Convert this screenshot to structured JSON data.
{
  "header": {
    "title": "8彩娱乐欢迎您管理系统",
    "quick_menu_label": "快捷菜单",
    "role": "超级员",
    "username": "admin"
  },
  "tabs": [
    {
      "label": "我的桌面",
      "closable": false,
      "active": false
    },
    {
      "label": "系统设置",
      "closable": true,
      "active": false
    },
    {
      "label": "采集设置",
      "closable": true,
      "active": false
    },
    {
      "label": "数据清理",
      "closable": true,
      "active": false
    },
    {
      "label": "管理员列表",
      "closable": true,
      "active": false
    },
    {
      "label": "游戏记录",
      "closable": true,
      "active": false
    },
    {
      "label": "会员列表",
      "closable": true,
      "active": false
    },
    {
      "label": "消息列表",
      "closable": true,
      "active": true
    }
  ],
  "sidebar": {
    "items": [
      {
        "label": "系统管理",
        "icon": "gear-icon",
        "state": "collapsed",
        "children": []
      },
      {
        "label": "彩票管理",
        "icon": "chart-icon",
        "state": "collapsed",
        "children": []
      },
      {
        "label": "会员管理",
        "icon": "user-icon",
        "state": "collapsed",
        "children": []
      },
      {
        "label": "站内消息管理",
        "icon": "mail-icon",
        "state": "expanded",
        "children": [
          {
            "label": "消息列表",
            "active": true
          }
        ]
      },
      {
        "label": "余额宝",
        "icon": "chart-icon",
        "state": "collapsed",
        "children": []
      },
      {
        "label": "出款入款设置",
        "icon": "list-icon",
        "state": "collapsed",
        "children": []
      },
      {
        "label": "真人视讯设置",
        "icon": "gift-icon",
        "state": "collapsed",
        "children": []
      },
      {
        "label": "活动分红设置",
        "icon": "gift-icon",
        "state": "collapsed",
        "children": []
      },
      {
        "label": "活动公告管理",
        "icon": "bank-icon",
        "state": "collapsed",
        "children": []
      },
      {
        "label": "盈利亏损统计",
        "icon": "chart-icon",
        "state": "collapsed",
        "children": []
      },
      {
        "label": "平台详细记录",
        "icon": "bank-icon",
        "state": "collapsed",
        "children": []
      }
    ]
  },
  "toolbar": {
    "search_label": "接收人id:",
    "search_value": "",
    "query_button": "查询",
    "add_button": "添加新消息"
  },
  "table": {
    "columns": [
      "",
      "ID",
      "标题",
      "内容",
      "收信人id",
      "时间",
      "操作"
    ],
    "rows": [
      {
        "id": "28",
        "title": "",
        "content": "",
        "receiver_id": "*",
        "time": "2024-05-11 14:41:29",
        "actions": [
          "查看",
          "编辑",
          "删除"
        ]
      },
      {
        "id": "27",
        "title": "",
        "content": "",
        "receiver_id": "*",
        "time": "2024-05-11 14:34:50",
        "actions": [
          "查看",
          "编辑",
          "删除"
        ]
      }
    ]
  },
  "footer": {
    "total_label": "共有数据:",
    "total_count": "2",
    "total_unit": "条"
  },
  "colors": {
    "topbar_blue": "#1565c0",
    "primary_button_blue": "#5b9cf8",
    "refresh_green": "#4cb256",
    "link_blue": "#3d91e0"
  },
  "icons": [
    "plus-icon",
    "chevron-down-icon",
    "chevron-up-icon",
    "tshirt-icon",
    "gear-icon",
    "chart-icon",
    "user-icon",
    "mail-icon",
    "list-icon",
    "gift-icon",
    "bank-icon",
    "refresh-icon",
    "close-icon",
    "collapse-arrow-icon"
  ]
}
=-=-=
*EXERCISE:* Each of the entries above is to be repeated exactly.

*THE COMPLETED TASK:*
Convert this screenshot to structured JSON data.
{
  "header": {
    "title": "8彩娱乐欢迎您管理系统",
    "quick_menu_label": "快捷菜单",
    "role": "超级员",
    "username": "admin"
  },
  "tabs": [
    {
      "label": "我的桌面",
      "closable": false,
      "active": false
    },
    {
      "label": "系统设置",
      "closable": true,
      "active": false
    },
    {
      "label": "采集设置",
      "closable": true,
      "active": false
    },
    {
      "label": "数据清理",
      "closable": true,
      "active": false
    },
    {
      "label": "管理员列表",
      "closable": true,
      "active": false
    },
    {
      "label": "游戏记录",
      "closable": true,
      "active": false
    },
    {
      "label": "会员列表",
      "closable": true,
      "active": false
    },
    {
      "label": "消息列表",
      "closable": true,
      "active": true
    }
  ],
  "sidebar": {
    "items": [
      {
        "label": "系统管理",
        "icon": "gear-icon",
        "state": "collapsed",
        "children": []
      },
      {
        "label": "彩票管理",
        "icon": "chart-icon",
        "state": "collapsed",
        "children": []
      },
      {
        "label": "会员管理",
        "icon": "user-icon",
        "state": "collapsed",
        "children": []
      },
      {
        "label": "站内消息管理",
        "icon": "mail-icon",
        "state": "expanded",
        "children": [
          {
            "label": "消息列表",
            "active": true
          }
        ]
      },
      {
        "label": "余额宝",
        "icon": "chart-icon",
        "state": "collapsed",
        "children": []
      },
      {
        "label": "出款入款设置",
        "icon": "list-icon",
        "state": "collapsed",
        "children": []
      },
      {
        "label": "真人视讯设置",
        "icon": "gift-icon",
        "state": "collapsed",
        "children": []
      },
      {
        "label": "活动分红设置",
        "icon": "gift-icon",
        "state": "collapsed",
        "children": []
      },
      {
        "label": "活动公告管理",
        "icon": "bank-icon",
        "state": "collapsed",
        "children": []
      },
      {
        "label": "盈利亏损统计",
        "icon": "chart-icon",
        "state": "collapsed",
        "children": []
      },
      {
        "label": "平台详细记录",
        "icon": "bank-icon",
        "state": "collapsed",
        "children": []
      }
    ]
  },
  "toolbar": {
    "search_label": "接收人id:",
    "search_value": "",
    "query_button": "查询",
    "add_button": "添加新消息"
  },
  "table": {
    "columns": [
      "",
      "ID",
      "标题",
      "内容",
      "收信人id",
      "时间",
      "操作"
    ],
    "rows": [
      {
        "id": "28",
        "title": "",
        "content": "",
        "receiver_id": "*",
        "time": "2024-05-11 14:41:29",
        "actions": [
          "查看",
          "编辑",
          "删除"
        ]
      },
      {
        "id": "27",
        "title": "",
        "content": "",
        "receiver_id": "*",
        "time": "2024-05-11 14:34:50",
        "actions": [
          "查看",
          "编辑",
          "删除"
        ]
      }
    ]
  },
  "footer": {
    "total_label": "共有数据:",
    "total_count": "2",
    "total_unit": "条"
  },
  "colors": {
    "topbar_blue": "#1565c0",
    "primary_button_blue": "#5b9cf8",
    "refresh_green": "#4cb256",
    "link_blue": "#3d91e0"
  },
  "icons": [
    "plus-icon",
    "chevron-down-icon",
    "chevron-up-icon",
    "tshirt-icon",
    "gear-icon",
    "chart-icon",
    "user-icon",
    "mail-icon",
    "list-icon",
    "gift-icon",
    "bank-icon",
    "refresh-icon",
    "close-icon",
    "collapse-arrow-icon"
  ]
}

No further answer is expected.